• _Data for this exercise_:
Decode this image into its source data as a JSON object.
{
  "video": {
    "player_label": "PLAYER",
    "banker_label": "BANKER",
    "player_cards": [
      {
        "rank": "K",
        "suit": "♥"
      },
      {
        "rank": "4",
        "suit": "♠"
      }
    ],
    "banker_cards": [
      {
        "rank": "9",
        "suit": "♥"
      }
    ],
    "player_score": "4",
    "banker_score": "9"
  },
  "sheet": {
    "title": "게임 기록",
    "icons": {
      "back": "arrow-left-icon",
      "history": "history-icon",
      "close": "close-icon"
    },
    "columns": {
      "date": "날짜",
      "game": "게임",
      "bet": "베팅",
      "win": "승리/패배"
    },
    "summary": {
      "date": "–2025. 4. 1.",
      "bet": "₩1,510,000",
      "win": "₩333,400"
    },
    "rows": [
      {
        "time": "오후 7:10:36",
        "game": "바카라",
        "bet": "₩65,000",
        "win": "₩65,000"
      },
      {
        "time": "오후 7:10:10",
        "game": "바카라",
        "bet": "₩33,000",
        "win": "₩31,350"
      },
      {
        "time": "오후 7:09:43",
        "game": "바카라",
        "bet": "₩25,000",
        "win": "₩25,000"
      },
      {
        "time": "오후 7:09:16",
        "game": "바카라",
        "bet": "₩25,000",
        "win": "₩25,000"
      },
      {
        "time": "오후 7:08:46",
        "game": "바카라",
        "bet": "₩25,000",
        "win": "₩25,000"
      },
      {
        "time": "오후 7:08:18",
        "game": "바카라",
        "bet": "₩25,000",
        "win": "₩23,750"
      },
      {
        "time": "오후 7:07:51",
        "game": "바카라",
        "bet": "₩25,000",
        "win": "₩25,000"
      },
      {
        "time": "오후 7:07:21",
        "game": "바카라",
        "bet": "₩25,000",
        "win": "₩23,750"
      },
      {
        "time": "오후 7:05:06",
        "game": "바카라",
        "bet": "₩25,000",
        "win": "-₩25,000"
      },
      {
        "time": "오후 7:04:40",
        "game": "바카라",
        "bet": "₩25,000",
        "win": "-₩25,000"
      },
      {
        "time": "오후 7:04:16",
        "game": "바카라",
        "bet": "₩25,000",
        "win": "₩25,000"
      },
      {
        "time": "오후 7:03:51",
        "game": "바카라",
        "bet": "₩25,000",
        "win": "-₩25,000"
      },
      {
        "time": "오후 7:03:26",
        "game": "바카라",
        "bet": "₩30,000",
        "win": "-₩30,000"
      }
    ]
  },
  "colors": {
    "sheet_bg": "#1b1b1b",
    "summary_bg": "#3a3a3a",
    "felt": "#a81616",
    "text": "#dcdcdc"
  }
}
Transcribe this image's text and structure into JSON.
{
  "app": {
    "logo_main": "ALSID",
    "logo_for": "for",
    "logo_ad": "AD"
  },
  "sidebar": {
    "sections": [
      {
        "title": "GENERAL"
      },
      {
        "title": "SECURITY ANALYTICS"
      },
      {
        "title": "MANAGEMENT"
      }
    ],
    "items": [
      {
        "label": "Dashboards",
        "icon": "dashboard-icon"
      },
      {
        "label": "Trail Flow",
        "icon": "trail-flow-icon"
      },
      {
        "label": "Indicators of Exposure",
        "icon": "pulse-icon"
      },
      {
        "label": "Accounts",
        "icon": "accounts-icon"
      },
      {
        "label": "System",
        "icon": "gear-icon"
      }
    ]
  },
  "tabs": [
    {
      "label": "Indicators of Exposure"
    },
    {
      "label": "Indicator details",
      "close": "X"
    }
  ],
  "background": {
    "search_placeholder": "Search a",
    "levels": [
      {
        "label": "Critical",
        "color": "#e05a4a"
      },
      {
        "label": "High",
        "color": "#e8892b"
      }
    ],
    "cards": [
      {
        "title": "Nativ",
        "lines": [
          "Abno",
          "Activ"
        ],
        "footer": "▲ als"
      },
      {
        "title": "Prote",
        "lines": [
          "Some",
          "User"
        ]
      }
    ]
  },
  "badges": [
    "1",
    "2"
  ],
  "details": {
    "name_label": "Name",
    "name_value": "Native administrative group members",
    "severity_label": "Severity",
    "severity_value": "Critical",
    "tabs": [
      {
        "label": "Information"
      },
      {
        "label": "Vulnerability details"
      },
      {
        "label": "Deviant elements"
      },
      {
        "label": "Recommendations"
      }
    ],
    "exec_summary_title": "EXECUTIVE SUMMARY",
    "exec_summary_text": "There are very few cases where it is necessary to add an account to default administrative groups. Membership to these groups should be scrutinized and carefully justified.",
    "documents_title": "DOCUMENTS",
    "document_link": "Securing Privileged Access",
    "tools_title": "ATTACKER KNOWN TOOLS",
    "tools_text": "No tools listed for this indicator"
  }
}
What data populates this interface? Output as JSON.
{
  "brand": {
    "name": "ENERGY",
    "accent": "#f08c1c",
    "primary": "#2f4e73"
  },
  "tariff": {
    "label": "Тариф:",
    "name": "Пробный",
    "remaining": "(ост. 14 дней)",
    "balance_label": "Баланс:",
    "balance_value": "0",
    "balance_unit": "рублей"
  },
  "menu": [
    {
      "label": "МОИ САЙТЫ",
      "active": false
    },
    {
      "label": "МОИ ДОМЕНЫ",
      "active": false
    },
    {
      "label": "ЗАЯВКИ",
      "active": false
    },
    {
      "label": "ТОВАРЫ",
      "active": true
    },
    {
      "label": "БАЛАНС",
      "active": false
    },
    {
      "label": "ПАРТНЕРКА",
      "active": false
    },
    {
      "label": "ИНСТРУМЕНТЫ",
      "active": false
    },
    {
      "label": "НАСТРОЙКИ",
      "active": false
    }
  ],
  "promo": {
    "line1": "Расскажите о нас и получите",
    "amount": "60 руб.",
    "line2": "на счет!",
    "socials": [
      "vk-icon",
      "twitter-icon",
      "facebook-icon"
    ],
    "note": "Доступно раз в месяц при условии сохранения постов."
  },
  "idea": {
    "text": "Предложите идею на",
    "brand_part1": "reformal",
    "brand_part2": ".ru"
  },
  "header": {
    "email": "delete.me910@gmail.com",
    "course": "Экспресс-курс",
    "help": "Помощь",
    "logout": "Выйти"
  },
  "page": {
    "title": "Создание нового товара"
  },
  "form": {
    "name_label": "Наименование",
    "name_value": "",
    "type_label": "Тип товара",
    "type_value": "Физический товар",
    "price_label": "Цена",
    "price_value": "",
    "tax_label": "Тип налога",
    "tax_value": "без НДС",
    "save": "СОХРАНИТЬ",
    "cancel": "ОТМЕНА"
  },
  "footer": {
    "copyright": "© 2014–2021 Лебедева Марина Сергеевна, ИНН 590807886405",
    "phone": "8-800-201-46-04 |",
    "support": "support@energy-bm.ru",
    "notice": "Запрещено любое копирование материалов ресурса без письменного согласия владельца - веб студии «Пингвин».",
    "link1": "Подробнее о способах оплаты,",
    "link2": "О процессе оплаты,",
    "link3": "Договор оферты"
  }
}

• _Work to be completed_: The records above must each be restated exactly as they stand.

• _Result_:
Decode this image into its source data as a JSON object.
{
  "video": {
    "player_label": "PLAYER",
    "banker_label": "BANKER",
    "player_cards": [
      {
        "rank": "K",
        "suit": "♥"
      },
      {
        "rank": "4",
        "suit": "♠"
      }
    ],
    "banker_cards": [
      {
        "rank": "9",
        "suit": "♥"
      }
    ],
    "player_score": "4",
    "banker_score": "9"
  },
  "sheet": {
    "title": "게임 기록",
    "icons": {
      "back": "arrow-left-icon",
      "history": "history-icon",
      "close": "close-icon"
    },
    "columns": {
      "date": "날짜",
      "game": "게임",
      "bet": "베팅",
      "win": "승리/패배"
    },
    "summary": {
      "date": "–2025. 4. 1.",
      "bet": "₩1,510,000",
      "win": "₩333,400"
    },
    "rows": [
      {
        "time": "오후 7:10:36",
        "game": "바카라",
        "bet": "₩65,000",
        "win": "₩65,000"
      },
      {
        "time": "오후 7:10:10",
        "game": "바카라",
        "bet": "₩33,000",
        "win": "₩31,350"
      },
      {
        "time": "오후 7:09:43",
        "game": "바카라",
        "bet": "₩25,000",
        "win": "₩25,000"
      },
      {
        "time": "오후 7:09:16",
        "game": "바카라",
        "bet": "₩25,000",
        "win": "₩25,000"
      },
      {
        "time": "오후 7:08:46",
        "game": "바카라",
        "bet": "₩25,000",
        "win": "₩25,000"
      },
      {
        "time": "오후 7:08:18",
        "game": "바카라",
        "bet": "₩25,000",
        "win": "₩23,750"
      },
      {
        "time": "오후 7:07:51",
        "game": "바카라",
        "bet": "₩25,000",
        "win": "₩25,000"
      },
      {
        "time": "오후 7:07:21",
        "game": "바카라",
        "bet": "₩25,000",
        "win": "₩23,750"
      },
      {
        "time": "오후 7:05:06",
        "game": "바카라",
        "bet": "₩25,000",
        "win": "-₩25,000"
      },
      {
        "time": "오후 7:04:40",
        "game": "바카라",
        "bet": "₩25,000",
        "win": "-₩25,000"
      },
      {
        "time": "오후 7:04:16",
        "game": "바카라",
        "bet": "₩25,000",
        "win": "₩25,000"
      },
      {
        "time": "오후 7:03:51",
        "game": "바카라",
        "bet": "₩25,000",
        "win": "-₩25,000"
      },
      {
        "time": "오후 7:03:26",
        "game": "바카라",
        "bet": "₩30,000",
        "win": "-₩30,000"
      }
    ]
  },
  "colors": {
    "sheet_bg": "#1b1b1b",
    "summary_bg": "#3a3a3a",
    "felt": "#a81616",
    "text": "#dcdcdc"
  }
}
Transcribe this image's text and structure into JSON.
{
  "app": {
    "logo_main": "ALSID",
    "logo_for": "for",
    "logo_ad": "AD"
  },
  "sidebar": {
    "sections": [
      {
        "title": "GENERAL"
      },
      {
        "title": "SECURITY ANALYTICS"
      },
      {
        "title": "MANAGEMENT"
      }
    ],
    "items": [
      {
        "label": "Dashboards",
        "icon": "dashboard-icon"
      },
      {
        "label": "Trail Flow",
        "icon": "trail-flow-icon"
      },
      {
        "label": "Indicators of Exposure",
        "icon": "pulse-icon"
      },
      {
        "label": "Accounts",
        "icon": "accounts-icon"
      },
      {
        "label": "System",
        "icon": "gear-icon"
      }
    ]
  },
  "tabs": [
    {
      "label": "Indicators of Exposure"
    },
    {
      "label": "Indicator details",
      "close": "X"
    }
  ],
  "background": {
    "search_placeholder": "Search a",
    "levels": [
      {
        "label": "Critical",
        "color": "#e05a4a"
      },
      {
        "label": "High",
        "color": "#e8892b"
      }
    ],
    "cards": [
      {
        "title": "Nativ",
        "lines": [
          "Abno",
          "Activ"
        ],
        "footer": "▲ als"
      },
      {
        "title": "Prote",
        "lines": [
          "Some",
          "User"
        ]
      }
    ]
  },
  "badges": [
    "1",
    "2"
  ],
  "details": {
    "name_label": "Name",
    "name_value": "Native administrative group members",
    "severity_label": "Severity",
    "severity_value": "Critical",
    "tabs": [
      {
        "label": "Information"
      },
      {
        "label": "Vulnerability details"
      },
      {
        "label": "Deviant elements"
      },
      {
        "label": "Recommendations"
      }
    ],
    "exec_summary_title": "EXECUTIVE SUMMARY",
    "exec_summary_text": "There are very few cases where it is necessary to add an account to default administrative groups. Membership to these groups should be scrutinized and carefully justified.",
    "documents_title": "DOCUMENTS",
    "document_link": "Securing Privileged Access",
    "tools_title": "ATTACKER KNOWN TOOLS",
    "tools_text": "No tools listed for this indicator"
  }
}
What data populates this interface? Output as JSON.
{
  "brand": {
    "name": "ENERGY",
    "accent": "#f08c1c",
    "primary": "#2f4e73"
  },
  "tariff": {
    "label": "Тариф:",
    "name": "Пробный",
    "remaining": "(ост. 14 дней)",
    "balance_label": "Баланс:",
    "balance_value": "0",
    "balance_unit": "рублей"
  },
  "menu": [
    {
      "label": "МОИ САЙТЫ",
      "active": false
    },
    {
      "label": "МОИ ДОМЕНЫ",
      "active": false
    },
    {
      "label": "ЗАЯВКИ",
      "active": false
    },
    {
      "label": "ТОВАРЫ",
      "active": true
    },
    {
      "label": "БАЛАНС",
      "active": false
    },
    {
      "label": "ПАРТНЕРКА",
      "active": false
    },
    {
      "label": "ИНСТРУМЕНТЫ",
      "active": false
    },
    {
      "label": "НАСТРОЙКИ",
      "active": false
    }
  ],
  "promo": {
    "line1": "Расскажите о нас и получите",
    "amount": "60 руб.",
    "line2": "на счет!",
    "socials": [
      "vk-icon",
      "twitter-icon",
      "facebook-icon"
    ],
    "note": "Доступно раз в месяц при условии сохранения постов."
  },
  "idea": {
    "text": "Предложите идею на",
    "brand_part1": "reformal",
    "brand_part2": ".ru"
  },
  "header": {
    "email": "delete.me910@gmail.com",
    "course": "Экспресс-курс",
    "help": "Помощь",
    "logout": "Выйти"
  },
  "page": {
    "title": "Создание нового товара"
  },
  "form": {
    "name_label": "Наименование",
    "name_value": "",
    "type_label": "Тип товара",
    "type_value": "Физический товар",
    "price_label": "Цена",
    "price_value": "",
    "tax_label": "Тип налога",
    "tax_value": "без НДС",
    "save": "СОХРАНИТЬ",
    "cancel": "ОТМЕНА"
  },
  "footer": {
    "copyright": "© 2014–2021 Лебедева Марина Сергеевна, ИНН 590807886405",
    "phone": "8-800-201-46-04 |",
    "support": "support@energy-bm.ru",
    "notice": "Запрещено любое копирование материалов ресурса без письменного согласия владельца - веб студии «Пингвин».",
    "link1": "Подробнее о способах оплаты,",
    "link2": "О процессе оплаты,",
    "link3": "Договор оферты"
  }
}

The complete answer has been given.